_What this task involves_: Please say how many lines in the records below contain the word "filter", giving the number alone.
###
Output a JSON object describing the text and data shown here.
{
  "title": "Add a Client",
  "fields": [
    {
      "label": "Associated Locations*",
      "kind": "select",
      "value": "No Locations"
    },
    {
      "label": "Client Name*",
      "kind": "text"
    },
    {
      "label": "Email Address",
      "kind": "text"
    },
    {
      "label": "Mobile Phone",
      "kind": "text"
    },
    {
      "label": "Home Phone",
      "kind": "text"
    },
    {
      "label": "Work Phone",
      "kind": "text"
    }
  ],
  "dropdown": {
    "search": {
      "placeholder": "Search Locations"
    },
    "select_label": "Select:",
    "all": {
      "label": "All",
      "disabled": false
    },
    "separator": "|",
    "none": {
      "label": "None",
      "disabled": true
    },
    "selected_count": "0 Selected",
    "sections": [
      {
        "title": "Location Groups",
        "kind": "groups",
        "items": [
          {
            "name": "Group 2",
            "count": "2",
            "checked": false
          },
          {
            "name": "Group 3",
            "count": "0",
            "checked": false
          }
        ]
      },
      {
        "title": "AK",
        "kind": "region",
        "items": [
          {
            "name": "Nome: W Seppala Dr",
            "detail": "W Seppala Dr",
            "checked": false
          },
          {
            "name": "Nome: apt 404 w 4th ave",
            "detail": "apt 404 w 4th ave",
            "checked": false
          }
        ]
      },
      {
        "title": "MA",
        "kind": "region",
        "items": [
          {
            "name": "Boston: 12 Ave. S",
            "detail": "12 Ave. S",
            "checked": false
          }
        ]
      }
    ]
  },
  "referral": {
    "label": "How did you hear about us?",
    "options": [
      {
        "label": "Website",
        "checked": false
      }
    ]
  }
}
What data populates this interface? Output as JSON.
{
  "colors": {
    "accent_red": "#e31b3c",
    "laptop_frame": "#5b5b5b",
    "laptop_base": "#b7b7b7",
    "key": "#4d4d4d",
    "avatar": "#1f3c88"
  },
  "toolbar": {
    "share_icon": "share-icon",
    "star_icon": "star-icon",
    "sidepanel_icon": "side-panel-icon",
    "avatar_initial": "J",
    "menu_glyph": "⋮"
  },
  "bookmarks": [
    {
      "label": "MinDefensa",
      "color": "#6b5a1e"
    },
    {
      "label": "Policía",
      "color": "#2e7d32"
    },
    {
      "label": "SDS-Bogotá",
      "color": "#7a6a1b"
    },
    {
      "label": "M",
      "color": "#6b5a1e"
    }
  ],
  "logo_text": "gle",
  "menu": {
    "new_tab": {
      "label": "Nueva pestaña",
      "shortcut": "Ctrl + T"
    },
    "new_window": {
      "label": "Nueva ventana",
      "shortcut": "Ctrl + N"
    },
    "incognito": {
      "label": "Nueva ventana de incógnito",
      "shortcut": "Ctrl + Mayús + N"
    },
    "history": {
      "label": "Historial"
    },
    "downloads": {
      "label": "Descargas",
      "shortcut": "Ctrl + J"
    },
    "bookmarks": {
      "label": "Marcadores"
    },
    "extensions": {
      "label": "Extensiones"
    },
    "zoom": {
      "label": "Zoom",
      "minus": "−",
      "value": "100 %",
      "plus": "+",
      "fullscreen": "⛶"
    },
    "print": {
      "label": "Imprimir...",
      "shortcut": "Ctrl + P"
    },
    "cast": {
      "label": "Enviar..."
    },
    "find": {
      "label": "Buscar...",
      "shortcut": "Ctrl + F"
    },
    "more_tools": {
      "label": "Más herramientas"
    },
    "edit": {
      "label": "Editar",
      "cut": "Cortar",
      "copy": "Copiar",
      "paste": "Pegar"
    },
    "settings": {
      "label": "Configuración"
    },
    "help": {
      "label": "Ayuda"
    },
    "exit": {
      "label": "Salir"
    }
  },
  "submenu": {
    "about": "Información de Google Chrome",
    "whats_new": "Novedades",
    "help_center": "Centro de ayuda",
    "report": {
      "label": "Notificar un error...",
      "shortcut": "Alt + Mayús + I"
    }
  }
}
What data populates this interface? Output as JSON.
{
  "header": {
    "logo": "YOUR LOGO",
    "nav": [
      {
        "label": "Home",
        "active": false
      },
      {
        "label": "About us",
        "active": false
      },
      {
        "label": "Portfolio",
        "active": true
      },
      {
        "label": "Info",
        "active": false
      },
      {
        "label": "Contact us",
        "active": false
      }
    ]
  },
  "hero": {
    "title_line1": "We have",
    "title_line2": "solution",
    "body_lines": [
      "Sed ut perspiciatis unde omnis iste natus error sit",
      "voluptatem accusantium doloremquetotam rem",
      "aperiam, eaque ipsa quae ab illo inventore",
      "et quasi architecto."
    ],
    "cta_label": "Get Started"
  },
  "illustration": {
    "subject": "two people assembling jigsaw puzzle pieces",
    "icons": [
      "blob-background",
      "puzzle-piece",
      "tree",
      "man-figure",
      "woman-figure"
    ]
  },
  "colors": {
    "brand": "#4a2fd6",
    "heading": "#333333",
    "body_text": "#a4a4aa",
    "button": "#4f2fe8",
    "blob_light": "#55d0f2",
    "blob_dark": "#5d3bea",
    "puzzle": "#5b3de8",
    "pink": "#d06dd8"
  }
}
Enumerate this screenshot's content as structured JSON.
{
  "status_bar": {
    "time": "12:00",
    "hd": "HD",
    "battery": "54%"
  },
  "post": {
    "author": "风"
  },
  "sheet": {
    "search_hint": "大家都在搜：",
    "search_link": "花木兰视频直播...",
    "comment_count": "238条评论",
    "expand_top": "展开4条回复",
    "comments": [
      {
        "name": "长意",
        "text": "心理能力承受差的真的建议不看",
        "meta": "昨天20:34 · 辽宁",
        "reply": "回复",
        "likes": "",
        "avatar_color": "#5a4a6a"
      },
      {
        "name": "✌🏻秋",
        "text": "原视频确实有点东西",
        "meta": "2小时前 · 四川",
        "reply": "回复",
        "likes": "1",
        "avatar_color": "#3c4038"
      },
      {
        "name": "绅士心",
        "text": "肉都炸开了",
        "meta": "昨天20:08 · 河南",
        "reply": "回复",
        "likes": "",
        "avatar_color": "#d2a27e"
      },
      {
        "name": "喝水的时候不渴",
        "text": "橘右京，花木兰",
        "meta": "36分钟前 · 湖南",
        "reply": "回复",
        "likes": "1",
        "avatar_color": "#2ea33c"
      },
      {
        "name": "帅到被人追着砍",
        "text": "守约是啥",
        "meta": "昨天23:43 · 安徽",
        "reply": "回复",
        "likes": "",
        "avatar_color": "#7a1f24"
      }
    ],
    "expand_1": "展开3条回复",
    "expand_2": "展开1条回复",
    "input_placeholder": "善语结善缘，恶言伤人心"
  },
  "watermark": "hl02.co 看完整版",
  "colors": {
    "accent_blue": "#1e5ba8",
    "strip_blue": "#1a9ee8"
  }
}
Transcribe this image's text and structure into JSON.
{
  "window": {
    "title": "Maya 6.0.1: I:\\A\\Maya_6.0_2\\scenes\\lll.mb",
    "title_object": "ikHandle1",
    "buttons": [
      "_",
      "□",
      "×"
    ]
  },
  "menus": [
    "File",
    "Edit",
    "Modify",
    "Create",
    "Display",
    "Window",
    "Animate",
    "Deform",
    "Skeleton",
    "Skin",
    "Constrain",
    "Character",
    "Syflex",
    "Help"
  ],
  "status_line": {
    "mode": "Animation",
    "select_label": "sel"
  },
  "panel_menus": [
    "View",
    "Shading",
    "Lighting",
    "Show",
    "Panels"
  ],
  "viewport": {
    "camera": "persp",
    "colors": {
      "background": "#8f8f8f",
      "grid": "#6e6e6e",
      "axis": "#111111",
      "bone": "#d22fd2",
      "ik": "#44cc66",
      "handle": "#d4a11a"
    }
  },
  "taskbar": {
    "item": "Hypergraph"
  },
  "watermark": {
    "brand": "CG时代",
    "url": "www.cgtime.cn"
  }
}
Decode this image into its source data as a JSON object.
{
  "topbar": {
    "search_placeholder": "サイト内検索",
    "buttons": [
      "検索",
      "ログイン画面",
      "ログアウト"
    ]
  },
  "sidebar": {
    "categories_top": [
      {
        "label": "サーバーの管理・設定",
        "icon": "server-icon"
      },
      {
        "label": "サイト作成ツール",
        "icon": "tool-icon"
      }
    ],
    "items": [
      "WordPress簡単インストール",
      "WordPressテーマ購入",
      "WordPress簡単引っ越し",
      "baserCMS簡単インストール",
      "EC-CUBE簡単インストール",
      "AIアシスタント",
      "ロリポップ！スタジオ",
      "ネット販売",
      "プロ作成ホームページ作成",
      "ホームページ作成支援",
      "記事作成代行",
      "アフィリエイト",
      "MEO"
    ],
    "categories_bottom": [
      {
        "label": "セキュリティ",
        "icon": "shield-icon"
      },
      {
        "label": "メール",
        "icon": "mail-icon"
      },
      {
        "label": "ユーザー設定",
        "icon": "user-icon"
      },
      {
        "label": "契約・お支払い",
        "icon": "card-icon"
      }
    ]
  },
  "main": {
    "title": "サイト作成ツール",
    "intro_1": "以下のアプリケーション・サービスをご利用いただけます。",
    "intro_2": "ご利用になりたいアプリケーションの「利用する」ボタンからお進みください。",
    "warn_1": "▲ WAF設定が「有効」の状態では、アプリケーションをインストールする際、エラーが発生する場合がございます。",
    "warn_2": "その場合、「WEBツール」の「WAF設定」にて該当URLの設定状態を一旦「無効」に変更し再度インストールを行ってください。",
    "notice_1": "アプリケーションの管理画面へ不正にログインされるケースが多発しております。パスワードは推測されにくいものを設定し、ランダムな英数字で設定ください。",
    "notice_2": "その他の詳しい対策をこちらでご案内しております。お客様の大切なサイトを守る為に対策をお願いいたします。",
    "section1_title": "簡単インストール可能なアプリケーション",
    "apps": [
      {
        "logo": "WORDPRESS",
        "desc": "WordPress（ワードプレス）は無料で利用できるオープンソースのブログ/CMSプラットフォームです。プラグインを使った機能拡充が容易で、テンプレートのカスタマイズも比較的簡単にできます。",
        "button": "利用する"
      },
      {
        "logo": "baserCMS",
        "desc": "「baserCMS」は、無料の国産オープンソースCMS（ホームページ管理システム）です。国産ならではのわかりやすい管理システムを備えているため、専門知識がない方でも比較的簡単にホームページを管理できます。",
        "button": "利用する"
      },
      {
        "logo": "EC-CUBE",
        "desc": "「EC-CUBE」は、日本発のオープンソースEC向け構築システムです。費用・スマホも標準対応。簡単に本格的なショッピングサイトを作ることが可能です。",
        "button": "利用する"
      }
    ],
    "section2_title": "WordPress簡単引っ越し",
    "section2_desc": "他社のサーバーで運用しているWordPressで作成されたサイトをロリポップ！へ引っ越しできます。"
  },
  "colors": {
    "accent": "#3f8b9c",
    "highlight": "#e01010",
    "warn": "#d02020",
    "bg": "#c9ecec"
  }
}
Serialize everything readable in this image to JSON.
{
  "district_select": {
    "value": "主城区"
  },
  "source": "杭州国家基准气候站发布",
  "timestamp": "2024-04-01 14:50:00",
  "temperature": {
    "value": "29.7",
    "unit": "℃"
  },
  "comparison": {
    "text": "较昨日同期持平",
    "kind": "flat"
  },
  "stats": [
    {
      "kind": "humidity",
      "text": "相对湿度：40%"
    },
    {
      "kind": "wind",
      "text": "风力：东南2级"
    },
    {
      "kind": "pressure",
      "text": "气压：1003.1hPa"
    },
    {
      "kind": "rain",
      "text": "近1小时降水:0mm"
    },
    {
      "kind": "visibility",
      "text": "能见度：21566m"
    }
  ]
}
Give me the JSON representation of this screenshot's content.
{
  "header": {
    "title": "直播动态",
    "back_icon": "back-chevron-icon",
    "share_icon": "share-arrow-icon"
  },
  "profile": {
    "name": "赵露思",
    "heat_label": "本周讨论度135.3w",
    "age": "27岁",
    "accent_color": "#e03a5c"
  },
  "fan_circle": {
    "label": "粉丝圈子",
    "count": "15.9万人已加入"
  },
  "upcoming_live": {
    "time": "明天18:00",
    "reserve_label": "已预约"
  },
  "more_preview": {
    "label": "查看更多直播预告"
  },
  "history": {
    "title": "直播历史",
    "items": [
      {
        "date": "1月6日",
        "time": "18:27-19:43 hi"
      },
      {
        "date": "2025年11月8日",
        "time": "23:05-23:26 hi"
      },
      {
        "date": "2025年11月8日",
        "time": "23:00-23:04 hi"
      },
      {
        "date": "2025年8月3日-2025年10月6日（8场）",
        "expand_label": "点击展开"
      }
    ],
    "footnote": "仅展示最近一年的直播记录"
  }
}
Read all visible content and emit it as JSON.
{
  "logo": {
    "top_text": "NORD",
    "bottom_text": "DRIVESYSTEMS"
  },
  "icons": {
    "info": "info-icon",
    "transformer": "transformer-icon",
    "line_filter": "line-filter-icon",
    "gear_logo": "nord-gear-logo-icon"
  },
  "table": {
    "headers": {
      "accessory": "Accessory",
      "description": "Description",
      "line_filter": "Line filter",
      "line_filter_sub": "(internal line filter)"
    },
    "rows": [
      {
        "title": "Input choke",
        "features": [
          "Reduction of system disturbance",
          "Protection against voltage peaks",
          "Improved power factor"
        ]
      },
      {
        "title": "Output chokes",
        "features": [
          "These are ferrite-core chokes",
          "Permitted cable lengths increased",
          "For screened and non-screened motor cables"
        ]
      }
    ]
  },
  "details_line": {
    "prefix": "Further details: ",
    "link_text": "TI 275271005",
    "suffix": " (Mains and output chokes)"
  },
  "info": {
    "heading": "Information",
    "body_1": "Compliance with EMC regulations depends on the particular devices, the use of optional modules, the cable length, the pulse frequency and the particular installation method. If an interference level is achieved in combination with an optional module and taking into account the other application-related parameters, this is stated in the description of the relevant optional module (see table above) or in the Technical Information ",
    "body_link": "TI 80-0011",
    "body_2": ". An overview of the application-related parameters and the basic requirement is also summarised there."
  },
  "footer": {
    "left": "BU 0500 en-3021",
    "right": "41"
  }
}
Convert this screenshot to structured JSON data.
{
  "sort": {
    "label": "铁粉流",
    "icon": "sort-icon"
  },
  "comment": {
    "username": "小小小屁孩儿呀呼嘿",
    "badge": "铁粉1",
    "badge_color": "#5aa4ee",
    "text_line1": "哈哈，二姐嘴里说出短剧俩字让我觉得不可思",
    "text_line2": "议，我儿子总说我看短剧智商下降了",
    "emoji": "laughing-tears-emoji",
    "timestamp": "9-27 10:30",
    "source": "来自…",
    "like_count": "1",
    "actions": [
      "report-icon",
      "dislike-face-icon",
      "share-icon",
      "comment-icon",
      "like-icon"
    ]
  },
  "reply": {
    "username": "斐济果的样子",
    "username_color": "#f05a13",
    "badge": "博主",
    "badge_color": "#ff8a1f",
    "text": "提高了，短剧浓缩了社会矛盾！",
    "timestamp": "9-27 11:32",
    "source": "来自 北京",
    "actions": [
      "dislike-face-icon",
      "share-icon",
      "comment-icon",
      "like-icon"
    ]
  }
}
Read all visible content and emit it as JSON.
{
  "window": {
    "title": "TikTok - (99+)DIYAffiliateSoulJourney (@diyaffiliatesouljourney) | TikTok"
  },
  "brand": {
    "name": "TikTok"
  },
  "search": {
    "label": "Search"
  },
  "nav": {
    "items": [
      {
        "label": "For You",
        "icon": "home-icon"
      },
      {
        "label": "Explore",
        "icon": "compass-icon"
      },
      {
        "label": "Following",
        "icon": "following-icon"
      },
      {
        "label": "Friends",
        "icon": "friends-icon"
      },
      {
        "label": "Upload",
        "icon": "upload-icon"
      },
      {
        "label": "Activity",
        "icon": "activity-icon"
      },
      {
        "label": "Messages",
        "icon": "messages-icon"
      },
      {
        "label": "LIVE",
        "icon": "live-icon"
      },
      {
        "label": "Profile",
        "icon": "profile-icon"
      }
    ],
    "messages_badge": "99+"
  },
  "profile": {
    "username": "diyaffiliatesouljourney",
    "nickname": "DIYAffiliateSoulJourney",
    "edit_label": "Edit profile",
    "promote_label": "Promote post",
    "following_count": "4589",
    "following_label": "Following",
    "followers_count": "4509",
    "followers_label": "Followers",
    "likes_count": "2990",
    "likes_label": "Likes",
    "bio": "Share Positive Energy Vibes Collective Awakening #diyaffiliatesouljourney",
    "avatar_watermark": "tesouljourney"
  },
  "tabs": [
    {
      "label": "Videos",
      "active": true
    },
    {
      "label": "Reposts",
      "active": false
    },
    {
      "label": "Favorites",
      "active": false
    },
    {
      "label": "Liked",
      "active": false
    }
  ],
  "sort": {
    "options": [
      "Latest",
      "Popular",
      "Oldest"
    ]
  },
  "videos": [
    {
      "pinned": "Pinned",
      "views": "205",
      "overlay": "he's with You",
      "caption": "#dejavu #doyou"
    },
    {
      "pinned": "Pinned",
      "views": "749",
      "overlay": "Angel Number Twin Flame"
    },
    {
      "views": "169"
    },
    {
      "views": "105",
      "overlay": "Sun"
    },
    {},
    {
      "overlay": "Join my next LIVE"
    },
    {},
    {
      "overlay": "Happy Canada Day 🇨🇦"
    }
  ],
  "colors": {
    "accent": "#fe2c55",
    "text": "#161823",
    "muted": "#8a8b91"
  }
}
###
_The answer_: 3